“It’s only 5-mile-an-hour no-wake once you go in through Baron’s Cove, so you can go fast with a jet-ski, tubing,” he said. “You really get to make the most out of your water sports there, and you have Long Beach, as well, and you can zoom over to Baron’s Cove on the boat for dinner and come back. You really check everything.”
While it’s impossible to pinpoint the exact value of a deepwater dock, Ackerman estimates “it could be millions.” Her three-bedroom traditional listing at 59 Glover Street in Sag Harbor is on the market for nearly $7.9 million, while a vacant 2.5-acre parcel on Noyac Road is asking just shy of $4 million — and both would fetch far less without deepwater docks already in place, she said.
“There are properties in North Haven, major properties that have been on the market for $16 million, $17 million. Without a dock, it diminishes their value tremendously,” she said. “Deepwater docks are for big boats, if one wants. That’s a whole other category. A dock on Sag Harbor Cove can probably accommodate a 30- to 36-foot boat, whereas a deepwater dock can accommodate a yacht.”

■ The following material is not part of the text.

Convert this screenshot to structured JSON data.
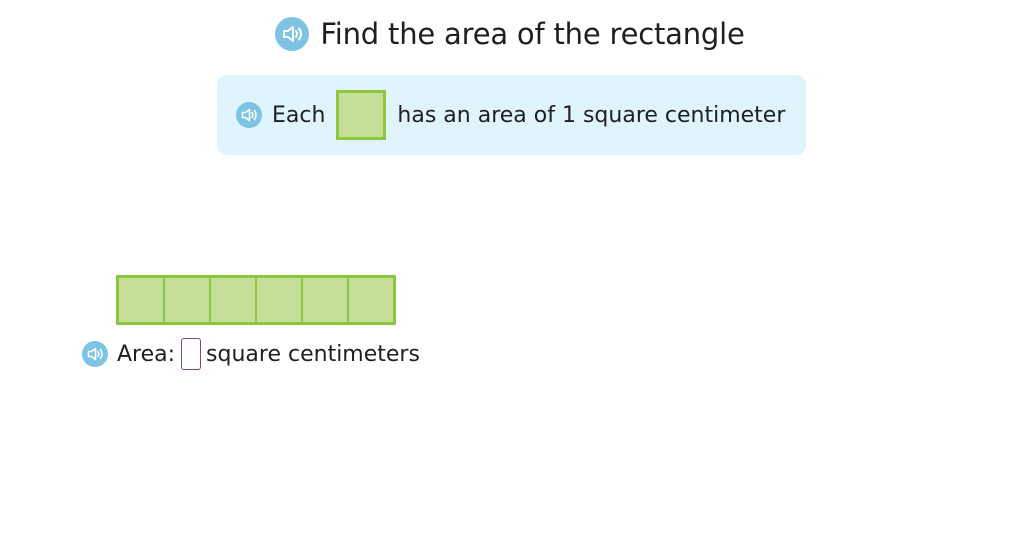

The grandfathered, 125-foot, two-tier dock at 4 Little Ram Island Drive on Shelter Island is the definition of quintessential deepwater — with electric, water, upper and lower levels, and approximately 5 feet at low mean tide, according to listing agent Penelope Moore of Saunders & Associates. The property is currently on the market for just over $5.5 million.
“Five feet at low tide would accommodate a sailboat,” she said. “He’s also got room on the dock for four boats, and he has a mooring with more depth, and he’s got two levels, so you don’t have to bounce around and hop into your boat. You can actually step down and be below your boat. It’s very unique.”
More often than not, potential buyers are less interested in the home than they are in the dock, Moore explained.
“Boating is the number one thing. People who are boaters really want a body of water that fits their vessel, and they want the dock that fits their vessel,” she said. “Most people with a boat seem more open to doing something with a house that’s not exactly perfect to their needs, when the dock is.
“Shelter Island is known as one of the best places to have a dock out on the East End,” she added. “People who are inveterate sailors, who do sailboat racing throughout the world, you can ask them about Shelter Island and they know exactly how special it is. There are people on Shelter Island who go to England for major sailboat races and they keep their boats in Derring Harbor, in Coecles Harbor, so that seems to draw a lot of people — the boating aspect.”
From the deepwater dock at 31B Dickerson Drive on Shelter Island, it’s about three minutes to open water, Westervelt said — a trip that comes with a contemporary three-bedroom home on 1 acre, and a $2.5 million price tag.
“The real estate market here over the last 40 years? You bet it’s changed. I wish I had a crystal ball, I’da bought a lot of it,” Westervelt said. “Things have evolved; the waterfront has changed. I had two listings I sold last year, one on West Neck Harbor for just over $4.5 million, and another on Coecles Harbor, a much older house that needed renovation, but it sold at land value at about $3.4 million.
“The waterfront values have exploded here,” he continued. “You see when people come over from the Hamptons — from Sag Harbor, East Hampton and Amagansett — and they’re finding they can buy a nice waterfront house for $5 million and they just sold theirs for eight or 10, so it feels like it’s a bargain. They buy older, little cottages and renovate them into big, beautiful houses, and then the boats coming through the ferry channel, they’re just getting bigger and bigger and bigger. It’s quite a circus out here.”